DNC Fraud Lawsuit Provides Update, Hope by Elizabeth Vos – DisObedient Media
Disobedient Media previously reported that the DNC Fraud lawsuit had been dismissed by Judge Zloch. Today, Elizabeth Beck, one of the attorneys for the plaintiffs in the case against the DNC, posted a video update on the suit’s status via social media. The update provided hope for supporters and plaintiffs in the case for the potential that the litigation might continue through the appeals process.

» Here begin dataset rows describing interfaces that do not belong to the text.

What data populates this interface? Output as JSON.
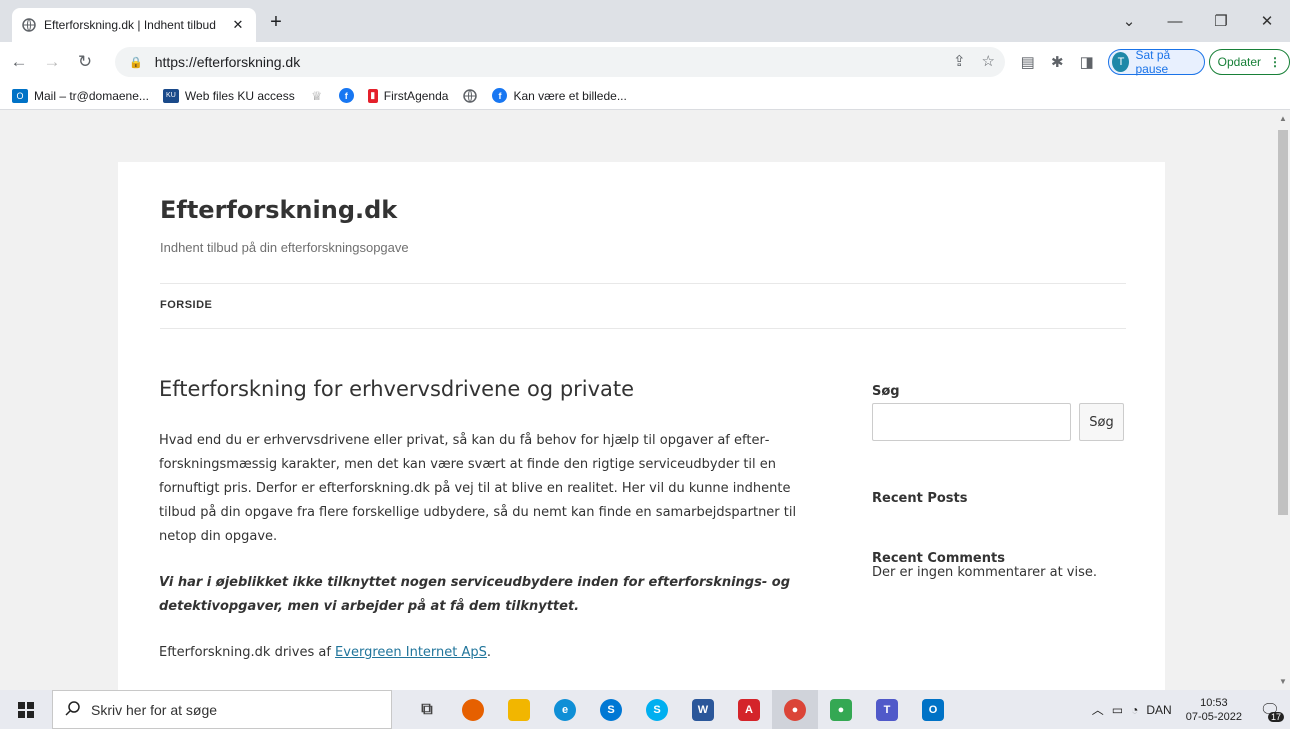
{
  "browser": {
    "tab_title": "Efterforskning.dk | Indhent tilbud",
    "url": "https://efterforskning.dk",
    "profile_initial": "T",
    "profile_label": "Sat på pause",
    "update_label": "Opdater",
    "bookmarks": [
      {
        "label": "Mail – tr@domaene...",
        "icon": "outlook-icon",
        "color": "#0072c6"
      },
      {
        "label": "Web files KU access",
        "icon": "ku-icon",
        "color": "#1a4a8a"
      },
      {
        "label": "",
        "icon": "crest-icon",
        "color": "#888888"
      },
      {
        "label": "",
        "icon": "facebook-icon",
        "color": "#1877f2"
      },
      {
        "label": "FirstAgenda",
        "icon": "firstagenda-icon",
        "color": "#e4202b"
      },
      {
        "label": "",
        "icon": "globe-icon",
        "color": "#5f6368"
      },
      {
        "label": "Kan være et billede...",
        "icon": "facebook-icon",
        "color": "#1877f2"
      }
    ]
  },
  "site": {
    "title": "Efterforskning.dk",
    "description": "Indhent tilbud på din efterforskningsopgave",
    "menu_home": "FORSIDE"
  },
  "post": {
    "title": "Efterforskning for erhvervsdrivene og private",
    "paragraph1": "Hvad end du er erhvervsdrivene eller privat, så kan du få behov for hjælp til opgaver af efter­forskningsmæssig karakter, men det kan være svært at finde den rigtige serviceudbyder til en fornuftigt pris. Derfor er efterforskning.dk på vej til at blive en realitet. Her vil du kunne ind­hente tilbud på din opgave fra flere forskellige udbydere, så du nemt kan finde en samarbejds­partner til netop din opgave.",
    "notice": "Vi har i øjeblikket ikke tilknyttet nogen serviceudbydere inden for efterforsknings- og detekti­vopgaver, men vi arbejder på at få dem tilknyttet.",
    "footer_prefix": "Efterforskning.dk drives af ",
    "footer_link": "Evergreen Internet ApS",
    "footer_suffix": "."
  },
  "sidebar": {
    "search_title": "Søg",
    "search_button": "Søg",
    "search_value": "",
    "recent_posts_title": "Recent Posts",
    "recent_comments_title": "Recent Comments",
    "no_comments": "Der er ingen kommentarer at vise."
  },
  "taskbar": {
    "search_placeholder": "Skriv her for at søge",
    "language": "DAN",
    "time": "10:53",
    "date": "07-05-2022",
    "notification_count": "17",
    "apps": [
      {
        "name": "task-view-icon",
        "color": "#444444",
        "glyph": "⧉"
      },
      {
        "name": "firefox-icon",
        "color": "#e66000",
        "glyph": ""
      },
      {
        "name": "file-explorer-icon",
        "color": "#f2b600",
        "glyph": ""
      },
      {
        "name": "edge-icon",
        "color": "#0f8fd6",
        "glyph": "e"
      },
      {
        "name": "skype-business-icon",
        "color": "#0078d4",
        "glyph": "S"
      },
      {
        "name": "skype-icon",
        "color": "#00aff0",
        "glyph": "S"
      },
      {
        "name": "word-icon",
        "color": "#2b579a",
        "glyph": "W"
      },
      {
        "name": "acrobat-icon",
        "color": "#d4242a",
        "glyph": "A"
      },
      {
        "name": "chrome-icon",
        "color": "#db4437",
        "glyph": "●"
      },
      {
        "name": "chromium-icon",
        "color": "#34a853",
        "glyph": "●"
      },
      {
        "name": "teams-icon",
        "color": "#5059c9",
        "glyph": "T"
      },
      {
        "name": "outlook-icon",
        "color": "#0072c6",
        "glyph": "O"
      }
    ]
  }
}
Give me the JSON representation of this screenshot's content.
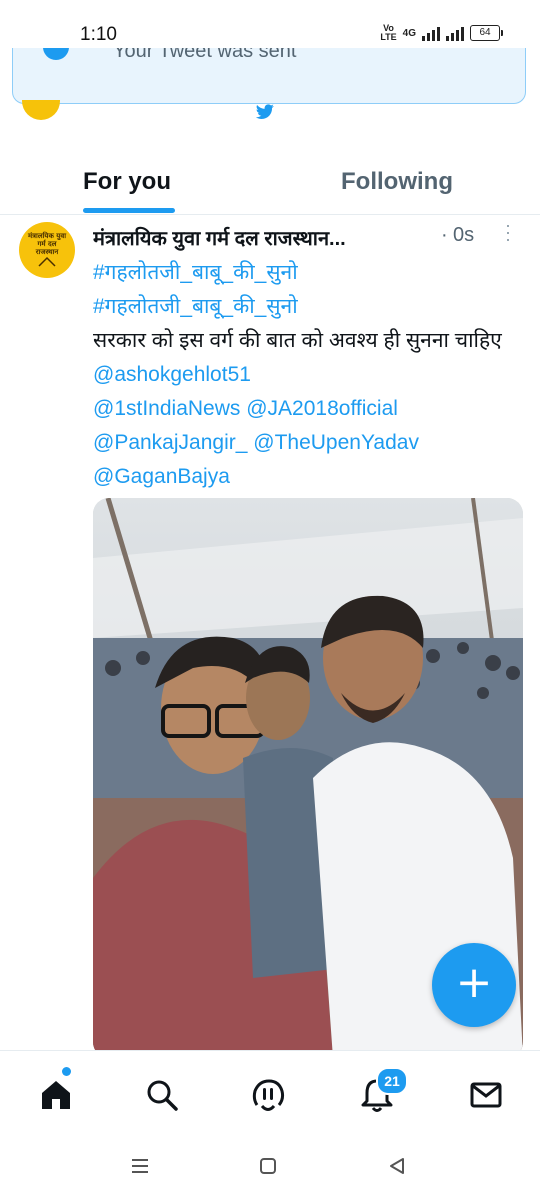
{
  "status_bar": {
    "time": "1:10",
    "volte": "Vo\nLTE",
    "network": "4G",
    "battery": "64"
  },
  "toast": {
    "text": "Your Tweet was sent"
  },
  "tabs": [
    {
      "label": "For you"
    },
    {
      "label": "Following"
    }
  ],
  "tweet": {
    "author": "मंत्रालयिक युवा गर्म दल राजस्थान...",
    "separator": "·",
    "time_ago": "0s",
    "avatar_text": "मंत्रालयिक युवा गर्म दल राजस्थान",
    "hashtag1": "#गहलोतजी_बाबू_की_सुनो",
    "hashtag2": "#गहलोतजी_बाबू_की_सुनो",
    "text": "सरकार को इस वर्ग की बात को अवश्य ही सुनना चाहिए",
    "mention1": "@ashokgehlot51",
    "mention2": "@1stIndiaNews",
    "mention3": "@JA2018official",
    "mention4": "@PankajJangir_",
    "mention5": "@TheUpenYadav",
    "mention6": "@GaganBajya"
  },
  "fab": {
    "icon": "plus-icon",
    "label": "+"
  },
  "bottom_nav": {
    "notifications_badge": "21",
    "items": [
      "home-icon",
      "search-icon",
      "spaces-icon",
      "bell-icon",
      "mail-icon"
    ]
  },
  "colors": {
    "accent": "#1d9bf0",
    "text": "#0f1419",
    "muted": "#536471"
  }
}
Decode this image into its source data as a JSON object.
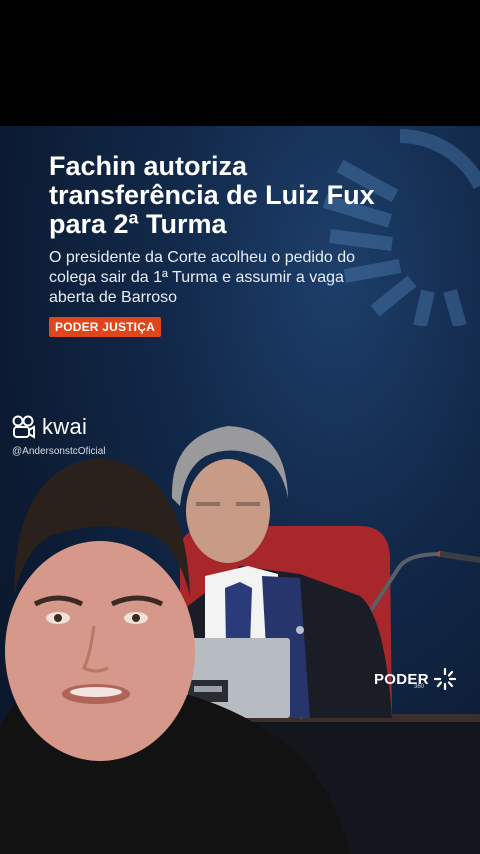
{
  "headline": "Fachin autoriza transferência de Luiz Fux para 2ª Turma",
  "subtitle": "O presidente da Corte acolheu o pedido do colega sair da 1ª Turma e assumir a vaga aberta de Barroso",
  "tag": "PODER JUSTIÇA",
  "kwai": {
    "wordmark": "kwai",
    "handle": "@AndersonstcOficial",
    "icon": "kwai-logo-icon"
  },
  "broadcaster": {
    "wordmark": "PODER",
    "number": "360",
    "icon": "sunburst-icon"
  },
  "colors": {
    "tag_background": "#e0451c",
    "background": "#0c1b33",
    "chair": "#a8272b"
  }
}
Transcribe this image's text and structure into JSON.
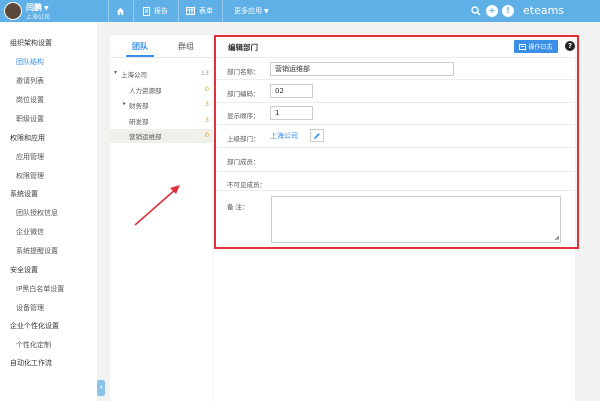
{
  "header": {
    "user_name": "闫鹏",
    "company": "上海公司",
    "nav": [
      {
        "label": "",
        "icon": "home-icon"
      },
      {
        "label": "报告",
        "icon": "report-icon"
      },
      {
        "label": "表单",
        "icon": "form-icon"
      },
      {
        "label": "更多应用",
        "icon": "chevron-down-icon"
      }
    ],
    "right_icons": [
      "search-icon",
      "plus-icon",
      "info-icon"
    ],
    "plus_glyph": "+",
    "info_glyph": "!",
    "brand": "eteams",
    "accent_color": "#5fb0e6"
  },
  "sidebar": {
    "toggle_glyph": "«",
    "items": [
      {
        "label": "组织架构设置",
        "level": 0
      },
      {
        "label": "团队结构",
        "level": 1,
        "active": true
      },
      {
        "label": "邀请列表",
        "level": 1
      },
      {
        "label": "岗位设置",
        "level": 1
      },
      {
        "label": "职级设置",
        "level": 1
      },
      {
        "label": "权限和应用",
        "level": 0
      },
      {
        "label": "应用管理",
        "level": 1
      },
      {
        "label": "权限管理",
        "level": 1
      },
      {
        "label": "系统设置",
        "level": 0
      },
      {
        "label": "团队授权信息",
        "level": 1
      },
      {
        "label": "企业微信",
        "level": 1
      },
      {
        "label": "系统提醒设置",
        "level": 1
      },
      {
        "label": "安全设置",
        "level": 0
      },
      {
        "label": "IP黑白名单设置",
        "level": 1
      },
      {
        "label": "设备管理",
        "level": 1
      },
      {
        "label": "企业个性化设置",
        "level": 0
      },
      {
        "label": "个性化定制",
        "level": 1
      },
      {
        "label": "自动化工作流",
        "level": 0
      }
    ]
  },
  "tree": {
    "tabs": [
      {
        "label": "团队",
        "active": true
      },
      {
        "label": "群组"
      }
    ],
    "rows": [
      {
        "label": "上海公司",
        "count": "13",
        "expanded": true,
        "arrow": "▾"
      },
      {
        "label": "人力资源部",
        "count": "0"
      },
      {
        "label": "财务部",
        "count": "3",
        "arrow": "▸"
      },
      {
        "label": "研发部",
        "count": "3"
      },
      {
        "label": "营销运维部",
        "count": "0",
        "selected": true
      }
    ]
  },
  "panel": {
    "title": "编辑部门",
    "log_button": "操作日志",
    "help_glyph": "?",
    "fields": {
      "name_label": "部门名称：",
      "name_value": "营销运维部",
      "code_label": "部门编码：",
      "code_value": "02",
      "order_label": "显示顺序：",
      "order_value": "1",
      "parent_label": "上级部门：",
      "parent_value": "上海公司",
      "members_label": "部门成员：",
      "invisible_label": "不可见成员：",
      "remark_label": "备 注：",
      "remark_value": ""
    },
    "highlight_color": "#e0303a"
  }
}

Beck explained that as judge Zloch had dismissed the case on jurisdictional issues, a new case brought in a separate court could potentially use his ruling as “persuasive evidence.” She cited rule four of the civil rules of federal procedure, which she explained states that in a civil case, the notification of appeal required by rule three must be filed with a district clerk within 30 days after entry of the judgement that the order appeared from. She explained that the thirty days will be concluded on September 24th 2017, approximately 3 weeks from now.
Elizabeth Beck went on to say that if no notice of appeal is filed by that time, then there would be no appeal. She recognized that many members of the public have expressed their desire for the case to continue, adding that it is the most viable route going forward, as opposed to new cases being filed. Beck noted that at present there are three law firms involved in this suit, including Beck and Lee. She stated that Cullin O’brien, a Harvard Law grad, and Tony Hernandez are both solo law practitioners with their own firms
She explained that because of the usual terms of plaintiff’s contingency lawyers, the Becks have not been paid throughout the case; Beck emphasized on this point that her statement in that regard was not a complaint, but simply the normal routine procedure in this type of suit. Elizabeth Beck further explained that since the case had been dismissed, no copycat cases had been filed anywhere in the country. She said that the lawyers involved in the suit are in no way obligated to take the case further, and that they have never solicited donations to fund this case; it is not the way plaintiff’s contingency cases work.